Life in the fast lane came to an abrupt halt for the Four Seasons in 1968
with the release of Genuine Imitation Life Gazette. Having strayed from their
heretofore surefire formula to produce what has been called the group's attempt at a
"relevant" or progressive album, the Four Seasons were faced with their first
monumental failure. It was around this time that Bob Crew ended his association with Valli
and company, Gaudio assuming the role of producer. Further difficulties loomed when the
strain of constant touring, compounded by litigation with Philips Records, pitted the
Seasons against one another. In 1970, Philips released Half and Half, featuring
the single "Patch of Blue," which rose only as high as Number 94.
For several years the group languished without a label, until they joined Mo-West, Motown's subsidiary on the West Coast. And with the exception of the 1972 Mo-West album Chameleon, the Four Seasons did not record together again until 1975. Valli, however, made a solo comeback in 1974 with the mellow number "My Eyes Adored You," a Number One hit that was eventually certified double platinum. Two more singles, 1975's "Swearin' to God" and "Our Day Will Come," solidified his return to the limelight.
In 1975 the Four Seasons united to record the Warner Bros. release "Who Loves You," co-written by Gaudio, which pushed them back into the Top Ten. The following year, they went all the way to Number One--for the first time in over a decade--with the infectious coming-of-age ditty "December 1963 (Oh What a Night)," also co-penned by Gaudio.
Valli continued to record with the Four Seasons until their breakup in
1977. He also concentrated on his solo act but did not score another significant success
until 1978. With the release of Grease, the soundtrack of the phenomenally
popular movie for which Valli sang the title track, some of his lost audience was
reclaimed and a whole new crowd of swooning teenagers won over. The film, which was set in
the 1950s and starred Olivia Newton-John and John Travolta, also provided Valli with a bit
of acting experience--in a cameo role playing himself. Many of the album's songs were

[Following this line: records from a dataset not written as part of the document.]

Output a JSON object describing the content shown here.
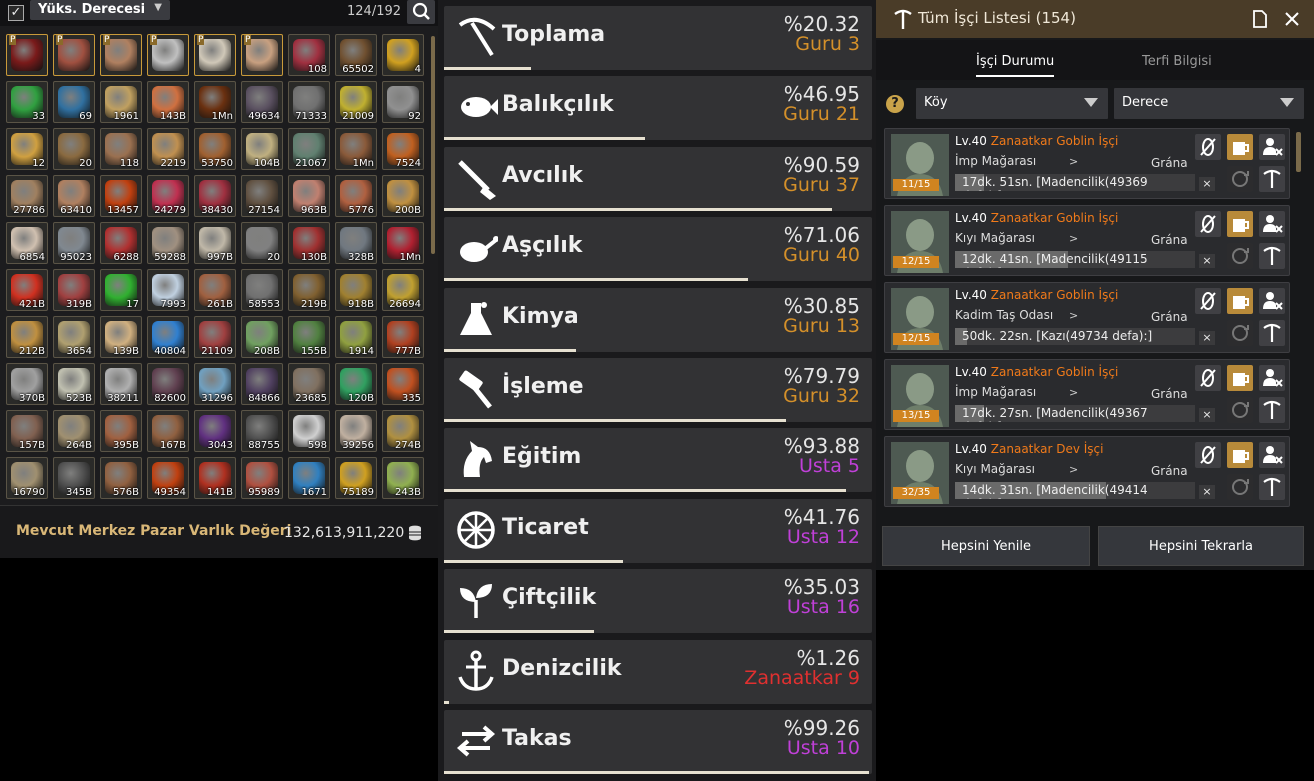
{
  "inventory": {
    "checkbox_mark": "✓",
    "sort_label": "Yüks. Derecesi",
    "count": "124/192",
    "footer_label": "Mevcut Merkez Pazar Varlık Değeri",
    "footer_value": "132,613,911,220",
    "items": [
      {
        "q": "",
        "p": true,
        "c": "#7a1a1a"
      },
      {
        "q": "",
        "p": true,
        "c": "#a05040"
      },
      {
        "q": "",
        "p": true,
        "c": "#b08060"
      },
      {
        "q": "",
        "p": true,
        "c": "#c0c0c0"
      },
      {
        "q": "",
        "p": true,
        "c": "#d0c8b8"
      },
      {
        "q": "",
        "p": true,
        "c": "#c8a080"
      },
      {
        "q": "108",
        "p": false,
        "c": "#a03040"
      },
      {
        "q": "65502",
        "p": false,
        "c": "#705030"
      },
      {
        "q": "4",
        "p": false,
        "c": "#d0a020"
      },
      {
        "q": "33",
        "p": false,
        "c": "#30a040"
      },
      {
        "q": "69",
        "p": false,
        "c": "#3070a0"
      },
      {
        "q": "1961",
        "p": false,
        "c": "#c0a060"
      },
      {
        "q": "143B",
        "p": false,
        "c": "#d07040"
      },
      {
        "q": "1Mn",
        "p": false,
        "c": "#6a3010"
      },
      {
        "q": "49634",
        "p": false,
        "c": "#5a5060"
      },
      {
        "q": "71333",
        "p": false,
        "c": "#707070"
      },
      {
        "q": "21009",
        "p": false,
        "c": "#c0b030"
      },
      {
        "q": "92",
        "p": false,
        "c": "#909090"
      },
      {
        "q": "12",
        "p": false,
        "c": "#d0a040"
      },
      {
        "q": "20",
        "p": false,
        "c": "#8a6a40"
      },
      {
        "q": "118",
        "p": false,
        "c": "#9a7050"
      },
      {
        "q": "2219",
        "p": false,
        "c": "#c09050"
      },
      {
        "q": "53750",
        "p": false,
        "c": "#a06030"
      },
      {
        "q": "104B",
        "p": false,
        "c": "#c0b080"
      },
      {
        "q": "21067",
        "p": false,
        "c": "#608070"
      },
      {
        "q": "1Mn",
        "p": false,
        "c": "#8a5a3a"
      },
      {
        "q": "7524",
        "p": false,
        "c": "#c06020"
      },
      {
        "q": "27786",
        "p": false,
        "c": "#a08060"
      },
      {
        "q": "63410",
        "p": false,
        "c": "#b08060"
      },
      {
        "q": "13457",
        "p": false,
        "c": "#c04010"
      },
      {
        "q": "24279",
        "p": false,
        "c": "#c03050"
      },
      {
        "q": "38430",
        "p": false,
        "c": "#a03040"
      },
      {
        "q": "27154",
        "p": false,
        "c": "#605040"
      },
      {
        "q": "963B",
        "p": false,
        "c": "#c08070"
      },
      {
        "q": "5776",
        "p": false,
        "c": "#b06040"
      },
      {
        "q": "200B",
        "p": false,
        "c": "#c09040"
      },
      {
        "q": "6854",
        "p": false,
        "c": "#d0c0b0"
      },
      {
        "q": "95023",
        "p": false,
        "c": "#808890"
      },
      {
        "q": "6288",
        "p": false,
        "c": "#b03030"
      },
      {
        "q": "59288",
        "p": false,
        "c": "#a09080"
      },
      {
        "q": "997B",
        "p": false,
        "c": "#c0b8a8"
      },
      {
        "q": "20",
        "p": false,
        "c": "#808080"
      },
      {
        "q": "130B",
        "p": false,
        "c": "#a03030"
      },
      {
        "q": "328B",
        "p": false,
        "c": "#707880"
      },
      {
        "q": "1Mn",
        "p": false,
        "c": "#b02030"
      },
      {
        "q": "421B",
        "p": false,
        "c": "#d03020"
      },
      {
        "q": "319B",
        "p": false,
        "c": "#a04040"
      },
      {
        "q": "17",
        "p": false,
        "c": "#30b030"
      },
      {
        "q": "7993",
        "p": false,
        "c": "#c0d0e0"
      },
      {
        "q": "261B",
        "p": false,
        "c": "#a06040"
      },
      {
        "q": "58553",
        "p": false,
        "c": "#707070"
      },
      {
        "q": "219B",
        "p": false,
        "c": "#806030"
      },
      {
        "q": "918B",
        "p": false,
        "c": "#a08030"
      },
      {
        "q": "26694",
        "p": false,
        "c": "#c0a030"
      },
      {
        "q": "212B",
        "p": false,
        "c": "#c09040"
      },
      {
        "q": "3654",
        "p": false,
        "c": "#b0a070"
      },
      {
        "q": "139B",
        "p": false,
        "c": "#d0b080"
      },
      {
        "q": "40804",
        "p": false,
        "c": "#3080d0"
      },
      {
        "q": "21109",
        "p": false,
        "c": "#a04040"
      },
      {
        "q": "208B",
        "p": false,
        "c": "#70a060"
      },
      {
        "q": "155B",
        "p": false,
        "c": "#508040"
      },
      {
        "q": "1914",
        "p": false,
        "c": "#90a040"
      },
      {
        "q": "777B",
        "p": false,
        "c": "#b04020"
      },
      {
        "q": "370B",
        "p": false,
        "c": "#a0a0a0"
      },
      {
        "q": "523B",
        "p": false,
        "c": "#c0c0b0"
      },
      {
        "q": "38211",
        "p": false,
        "c": "#b0b0b0"
      },
      {
        "q": "82600",
        "p": false,
        "c": "#604050"
      },
      {
        "q": "31296",
        "p": false,
        "c": "#70a0c0"
      },
      {
        "q": "84866",
        "p": false,
        "c": "#504060"
      },
      {
        "q": "23685",
        "p": false,
        "c": "#807060"
      },
      {
        "q": "120B",
        "p": false,
        "c": "#30a060"
      },
      {
        "q": "335",
        "p": false,
        "c": "#c05020"
      },
      {
        "q": "157B",
        "p": false,
        "c": "#806050"
      },
      {
        "q": "264B",
        "p": false,
        "c": "#a09070"
      },
      {
        "q": "395B",
        "p": false,
        "c": "#a06040"
      },
      {
        "q": "167B",
        "p": false,
        "c": "#906040"
      },
      {
        "q": "3043",
        "p": false,
        "c": "#603080"
      },
      {
        "q": "88755",
        "p": false,
        "c": "#505050"
      },
      {
        "q": "598",
        "p": false,
        "c": "#d0d0d0"
      },
      {
        "q": "39256",
        "p": false,
        "c": "#c0b0a0"
      },
      {
        "q": "274B",
        "p": false,
        "c": "#b09040"
      },
      {
        "q": "16790",
        "p": false,
        "c": "#a09070"
      },
      {
        "q": "345B",
        "p": false,
        "c": "#505050"
      },
      {
        "q": "576B",
        "p": false,
        "c": "#906040"
      },
      {
        "q": "49354",
        "p": false,
        "c": "#c04010"
      },
      {
        "q": "141B",
        "p": false,
        "c": "#b03020"
      },
      {
        "q": "95989",
        "p": false,
        "c": "#b05040"
      },
      {
        "q": "1671",
        "p": false,
        "c": "#3080c0"
      },
      {
        "q": "75189",
        "p": false,
        "c": "#d0a020"
      },
      {
        "q": "243B",
        "p": false,
        "c": "#90b050"
      }
    ]
  },
  "skills": [
    {
      "name": "Toplama",
      "pct": "%20.32",
      "rank": "Guru 3",
      "rank_color": "#d4902a",
      "progress": 0.2032,
      "icon": "pickaxe-icon"
    },
    {
      "name": "Balıkçılık",
      "pct": "%46.95",
      "rank": "Guru 21",
      "rank_color": "#d4902a",
      "progress": 0.4695,
      "icon": "fish-icon"
    },
    {
      "name": "Avcılık",
      "pct": "%90.59",
      "rank": "Guru 37",
      "rank_color": "#d4902a",
      "progress": 0.9059,
      "icon": "rifle-icon"
    },
    {
      "name": "Aşçılık",
      "pct": "%71.06",
      "rank": "Guru 40",
      "rank_color": "#d4902a",
      "progress": 0.7106,
      "icon": "chicken-icon"
    },
    {
      "name": "Kimya",
      "pct": "%30.85",
      "rank": "Guru 13",
      "rank_color": "#d4902a",
      "progress": 0.3085,
      "icon": "flask-icon"
    },
    {
      "name": "İşleme",
      "pct": "%79.79",
      "rank": "Guru 32",
      "rank_color": "#d4902a",
      "progress": 0.7979,
      "icon": "hammer-icon"
    },
    {
      "name": "Eğitim",
      "pct": "%93.88",
      "rank": "Usta 5",
      "rank_color": "#c040d8",
      "progress": 0.9388,
      "icon": "horse-icon"
    },
    {
      "name": "Ticaret",
      "pct": "%41.76",
      "rank": "Usta 12",
      "rank_color": "#c040d8",
      "progress": 0.4176,
      "icon": "wheel-icon"
    },
    {
      "name": "Çiftçilik",
      "pct": "%35.03",
      "rank": "Usta 16",
      "rank_color": "#c040d8",
      "progress": 0.3503,
      "icon": "sprout-icon"
    },
    {
      "name": "Denizcilik",
      "pct": "%1.26",
      "rank": "Zanaatkar 9",
      "rank_color": "#e03030",
      "progress": 0.0126,
      "icon": "anchor-icon"
    },
    {
      "name": "Takas",
      "pct": "%99.26",
      "rank": "Usta 10",
      "rank_color": "#c040d8",
      "progress": 0.9926,
      "icon": "swap-icon"
    }
  ],
  "workers": {
    "title": "Tüm İşçi Listesi (154)",
    "tab_status": "İşçi Durumu",
    "tab_promo": "Terfi Bilgisi",
    "filter_town": "Köy",
    "filter_grade": "Derece",
    "help_mark": "?",
    "refresh_all": "Hepsini Yenile",
    "repeat_all": "Hepsini Tekrarla",
    "list": [
      {
        "level": "Lv.40",
        "name": "Zanaatkar Goblin İşçi",
        "loc": "İmp Mağarası",
        "town": "Grána",
        "count": "11/15",
        "task": "17dk. 51sn. [Madencilik(49369 defa):]",
        "progress": 0.12,
        "arrow": ">",
        "close": "×"
      },
      {
        "level": "Lv.40",
        "name": "Zanaatkar Goblin İşçi",
        "loc": "Kıyı Mağarası",
        "town": "Grána",
        "count": "12/15",
        "task": "12dk. 41sn. [Madencilik(49115 defa):]",
        "progress": 0.47,
        "arrow": ">",
        "close": "×"
      },
      {
        "level": "Lv.40",
        "name": "Zanaatkar Goblin İşçi",
        "loc": "Kadim Taş Odası",
        "town": "Grána",
        "count": "12/15",
        "task": "50dk. 22sn. [Kazı(49734 defa):]",
        "progress": 0.05,
        "arrow": ">",
        "close": "×"
      },
      {
        "level": "Lv.40",
        "name": "Zanaatkar Goblin İşçi",
        "loc": "İmp Mağarası",
        "town": "Grána",
        "count": "13/15",
        "task": "17dk. 27sn. [Madencilik(49367 defa):]",
        "progress": 0.12,
        "arrow": ">",
        "close": "×"
      },
      {
        "level": "Lv.40",
        "name": "Zanaatkar Dev İşçi",
        "loc": "Kıyı Mağarası",
        "town": "Grána",
        "count": "32/35",
        "task": "14dk. 31sn. [Madencilik(49414 defa):]",
        "progress": 0.63,
        "arrow": ">",
        "close": "×"
      }
    ]
  }
}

written by Bee Gee Barry Gibb, which undoubtedly helped the disc soar to its Number One
position during the height of the disco era, created in part by the Bee Gee's
record-selling soundtrack to Saturday Night Fever. Valli was at the zenith of his career
with a triple-platinum hit.
The following decade saw Valli and Guadio re-formed The Four Seasons in 1980 and formed FBI Records in 1984. They also recorded and occasionally toured with a new Four Seasons, by this time comprised of six members.
Many of the original group's best-known songs became standard fare for club and concert performances.
1992 found Valli working on a new solo album as well as promoting the Four
Seasons disc Hope and Glory.
Frankie Valli and the Four Seasons were recognized in 1990 for their impact on popular music with induction into the Rock and Roll Hall of Fame alongside other classic acts such as The Who and the Four Tops. Considering his still-driving energy, it seemed likely that Valli's famous falsetto would delight listeners for another 30 years.